--- TASK DATA Enclosed Below ---

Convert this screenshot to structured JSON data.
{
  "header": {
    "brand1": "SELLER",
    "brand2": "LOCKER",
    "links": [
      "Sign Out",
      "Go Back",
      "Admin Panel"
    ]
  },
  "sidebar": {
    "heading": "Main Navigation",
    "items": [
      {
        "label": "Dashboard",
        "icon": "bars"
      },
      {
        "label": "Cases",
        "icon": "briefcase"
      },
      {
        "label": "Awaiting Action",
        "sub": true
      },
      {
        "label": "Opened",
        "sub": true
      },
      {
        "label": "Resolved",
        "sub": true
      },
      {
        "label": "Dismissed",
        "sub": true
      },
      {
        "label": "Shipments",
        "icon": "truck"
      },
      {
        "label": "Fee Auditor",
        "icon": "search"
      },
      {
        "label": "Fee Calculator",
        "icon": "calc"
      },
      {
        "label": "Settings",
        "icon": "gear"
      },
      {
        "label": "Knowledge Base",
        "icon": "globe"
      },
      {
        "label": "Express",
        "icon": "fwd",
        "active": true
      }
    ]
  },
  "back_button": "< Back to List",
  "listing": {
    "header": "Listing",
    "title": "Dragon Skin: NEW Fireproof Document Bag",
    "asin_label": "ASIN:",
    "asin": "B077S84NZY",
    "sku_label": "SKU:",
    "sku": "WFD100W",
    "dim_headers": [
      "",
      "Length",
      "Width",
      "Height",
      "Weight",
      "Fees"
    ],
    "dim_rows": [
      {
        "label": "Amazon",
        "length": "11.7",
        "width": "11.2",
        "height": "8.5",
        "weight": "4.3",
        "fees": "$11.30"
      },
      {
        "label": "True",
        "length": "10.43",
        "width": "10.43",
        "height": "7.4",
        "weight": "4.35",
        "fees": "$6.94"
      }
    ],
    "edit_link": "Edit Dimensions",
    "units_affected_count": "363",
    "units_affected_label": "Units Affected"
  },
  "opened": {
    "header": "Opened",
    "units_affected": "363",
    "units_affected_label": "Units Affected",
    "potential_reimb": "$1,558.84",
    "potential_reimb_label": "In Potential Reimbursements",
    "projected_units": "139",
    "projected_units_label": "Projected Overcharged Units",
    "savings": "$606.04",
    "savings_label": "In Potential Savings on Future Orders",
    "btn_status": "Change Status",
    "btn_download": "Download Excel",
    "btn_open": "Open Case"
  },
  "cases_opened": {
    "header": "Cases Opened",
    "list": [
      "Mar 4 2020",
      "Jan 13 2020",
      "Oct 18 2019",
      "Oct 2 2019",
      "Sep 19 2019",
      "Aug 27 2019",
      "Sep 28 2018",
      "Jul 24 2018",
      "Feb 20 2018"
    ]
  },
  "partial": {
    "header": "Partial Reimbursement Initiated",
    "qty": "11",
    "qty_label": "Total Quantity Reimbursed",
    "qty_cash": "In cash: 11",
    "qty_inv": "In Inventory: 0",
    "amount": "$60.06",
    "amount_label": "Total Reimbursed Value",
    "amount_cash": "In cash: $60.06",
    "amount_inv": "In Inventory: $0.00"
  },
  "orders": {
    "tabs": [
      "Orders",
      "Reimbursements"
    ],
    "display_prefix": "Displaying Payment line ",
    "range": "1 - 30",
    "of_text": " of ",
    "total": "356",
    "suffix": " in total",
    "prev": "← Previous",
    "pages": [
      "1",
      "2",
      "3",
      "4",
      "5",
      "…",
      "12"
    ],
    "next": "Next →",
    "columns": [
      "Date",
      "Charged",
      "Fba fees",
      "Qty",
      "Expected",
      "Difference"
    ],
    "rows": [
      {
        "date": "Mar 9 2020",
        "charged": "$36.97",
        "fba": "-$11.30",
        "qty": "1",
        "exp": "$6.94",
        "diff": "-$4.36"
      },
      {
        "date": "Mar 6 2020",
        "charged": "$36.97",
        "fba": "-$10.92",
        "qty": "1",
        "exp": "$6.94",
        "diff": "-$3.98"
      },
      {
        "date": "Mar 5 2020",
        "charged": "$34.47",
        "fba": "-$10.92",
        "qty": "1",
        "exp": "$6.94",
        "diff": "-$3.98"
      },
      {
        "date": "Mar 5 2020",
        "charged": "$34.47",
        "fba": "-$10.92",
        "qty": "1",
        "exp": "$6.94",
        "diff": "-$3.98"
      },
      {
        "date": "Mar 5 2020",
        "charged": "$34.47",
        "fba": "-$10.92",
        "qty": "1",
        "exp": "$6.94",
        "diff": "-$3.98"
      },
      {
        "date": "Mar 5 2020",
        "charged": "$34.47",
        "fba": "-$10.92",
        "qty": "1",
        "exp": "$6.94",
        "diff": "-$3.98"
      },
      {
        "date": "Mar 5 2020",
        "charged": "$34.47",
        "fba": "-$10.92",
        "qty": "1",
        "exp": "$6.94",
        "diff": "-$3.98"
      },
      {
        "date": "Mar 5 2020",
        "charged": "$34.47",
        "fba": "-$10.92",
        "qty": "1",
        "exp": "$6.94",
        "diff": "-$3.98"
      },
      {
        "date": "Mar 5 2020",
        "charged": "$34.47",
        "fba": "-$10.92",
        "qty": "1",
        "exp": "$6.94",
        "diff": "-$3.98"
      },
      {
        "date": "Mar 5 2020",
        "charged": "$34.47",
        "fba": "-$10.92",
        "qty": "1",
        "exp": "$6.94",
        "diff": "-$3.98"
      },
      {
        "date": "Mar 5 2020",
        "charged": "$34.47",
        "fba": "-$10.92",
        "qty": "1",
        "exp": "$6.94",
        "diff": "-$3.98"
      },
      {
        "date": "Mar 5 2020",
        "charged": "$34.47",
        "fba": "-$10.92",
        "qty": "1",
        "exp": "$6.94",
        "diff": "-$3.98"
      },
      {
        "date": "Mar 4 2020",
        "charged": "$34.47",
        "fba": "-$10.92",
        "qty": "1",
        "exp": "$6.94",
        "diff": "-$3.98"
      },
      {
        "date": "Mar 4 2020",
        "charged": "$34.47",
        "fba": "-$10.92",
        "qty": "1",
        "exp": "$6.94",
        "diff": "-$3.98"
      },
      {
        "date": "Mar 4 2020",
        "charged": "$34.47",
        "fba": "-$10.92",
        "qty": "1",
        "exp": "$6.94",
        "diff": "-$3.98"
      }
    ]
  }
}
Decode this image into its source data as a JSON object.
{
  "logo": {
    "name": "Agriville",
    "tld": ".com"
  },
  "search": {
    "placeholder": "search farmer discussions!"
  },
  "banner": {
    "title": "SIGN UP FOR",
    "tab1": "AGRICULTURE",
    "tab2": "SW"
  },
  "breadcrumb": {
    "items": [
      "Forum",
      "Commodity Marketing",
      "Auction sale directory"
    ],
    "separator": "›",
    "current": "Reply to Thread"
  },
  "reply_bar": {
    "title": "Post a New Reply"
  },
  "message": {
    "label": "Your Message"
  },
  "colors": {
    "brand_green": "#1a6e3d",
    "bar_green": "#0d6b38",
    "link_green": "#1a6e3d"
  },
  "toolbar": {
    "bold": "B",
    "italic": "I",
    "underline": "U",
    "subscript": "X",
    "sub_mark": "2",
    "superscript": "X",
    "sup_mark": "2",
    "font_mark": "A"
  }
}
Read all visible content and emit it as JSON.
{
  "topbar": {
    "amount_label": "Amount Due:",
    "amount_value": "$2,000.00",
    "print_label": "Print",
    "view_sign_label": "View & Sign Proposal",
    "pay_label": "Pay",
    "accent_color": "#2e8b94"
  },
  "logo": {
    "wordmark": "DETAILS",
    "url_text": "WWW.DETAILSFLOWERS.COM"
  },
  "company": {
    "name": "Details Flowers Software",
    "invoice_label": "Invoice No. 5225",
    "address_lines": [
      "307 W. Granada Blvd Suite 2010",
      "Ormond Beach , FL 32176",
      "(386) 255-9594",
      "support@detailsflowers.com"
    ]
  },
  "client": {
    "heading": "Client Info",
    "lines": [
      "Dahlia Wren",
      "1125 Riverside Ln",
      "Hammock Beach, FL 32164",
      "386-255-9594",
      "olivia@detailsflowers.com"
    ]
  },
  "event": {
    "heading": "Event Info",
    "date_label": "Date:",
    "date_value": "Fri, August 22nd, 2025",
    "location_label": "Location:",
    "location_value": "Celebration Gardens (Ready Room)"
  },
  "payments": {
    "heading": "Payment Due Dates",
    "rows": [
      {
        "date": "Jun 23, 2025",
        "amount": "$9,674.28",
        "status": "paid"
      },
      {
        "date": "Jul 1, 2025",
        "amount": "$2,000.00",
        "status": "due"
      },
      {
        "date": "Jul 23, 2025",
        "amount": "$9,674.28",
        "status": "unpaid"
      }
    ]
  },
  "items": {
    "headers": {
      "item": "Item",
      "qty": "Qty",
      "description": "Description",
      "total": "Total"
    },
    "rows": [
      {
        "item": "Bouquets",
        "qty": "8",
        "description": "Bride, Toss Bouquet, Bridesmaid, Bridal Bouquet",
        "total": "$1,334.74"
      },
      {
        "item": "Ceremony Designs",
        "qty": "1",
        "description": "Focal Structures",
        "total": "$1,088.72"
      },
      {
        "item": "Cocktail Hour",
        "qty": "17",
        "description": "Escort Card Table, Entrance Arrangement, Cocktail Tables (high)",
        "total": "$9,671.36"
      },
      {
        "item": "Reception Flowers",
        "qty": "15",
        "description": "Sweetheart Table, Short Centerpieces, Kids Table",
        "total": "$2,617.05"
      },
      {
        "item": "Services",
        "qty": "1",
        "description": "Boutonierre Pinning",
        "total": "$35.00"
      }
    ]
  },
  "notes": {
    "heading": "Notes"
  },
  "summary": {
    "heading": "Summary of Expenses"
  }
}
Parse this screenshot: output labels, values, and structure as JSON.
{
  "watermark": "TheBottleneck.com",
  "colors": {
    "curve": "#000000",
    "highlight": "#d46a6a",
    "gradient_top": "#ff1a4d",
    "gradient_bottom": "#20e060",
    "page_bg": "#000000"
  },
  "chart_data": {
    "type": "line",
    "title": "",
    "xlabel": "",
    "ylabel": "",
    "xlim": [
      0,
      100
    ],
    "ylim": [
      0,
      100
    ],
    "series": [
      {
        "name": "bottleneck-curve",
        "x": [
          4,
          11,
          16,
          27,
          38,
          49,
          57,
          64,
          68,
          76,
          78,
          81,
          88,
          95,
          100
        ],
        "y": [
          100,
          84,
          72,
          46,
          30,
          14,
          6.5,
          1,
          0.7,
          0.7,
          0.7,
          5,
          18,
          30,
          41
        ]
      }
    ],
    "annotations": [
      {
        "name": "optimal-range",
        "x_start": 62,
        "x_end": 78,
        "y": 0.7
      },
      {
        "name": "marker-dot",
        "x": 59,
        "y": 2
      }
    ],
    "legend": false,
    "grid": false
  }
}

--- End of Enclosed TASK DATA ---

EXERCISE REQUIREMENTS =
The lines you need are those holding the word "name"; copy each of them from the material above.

SOLUTION =
    "name": "Agriville",
    "name": "Details Flowers Software",
        "name": "bottleneck-curve",
        "name": "optimal-range",
        "name": "marker-dot",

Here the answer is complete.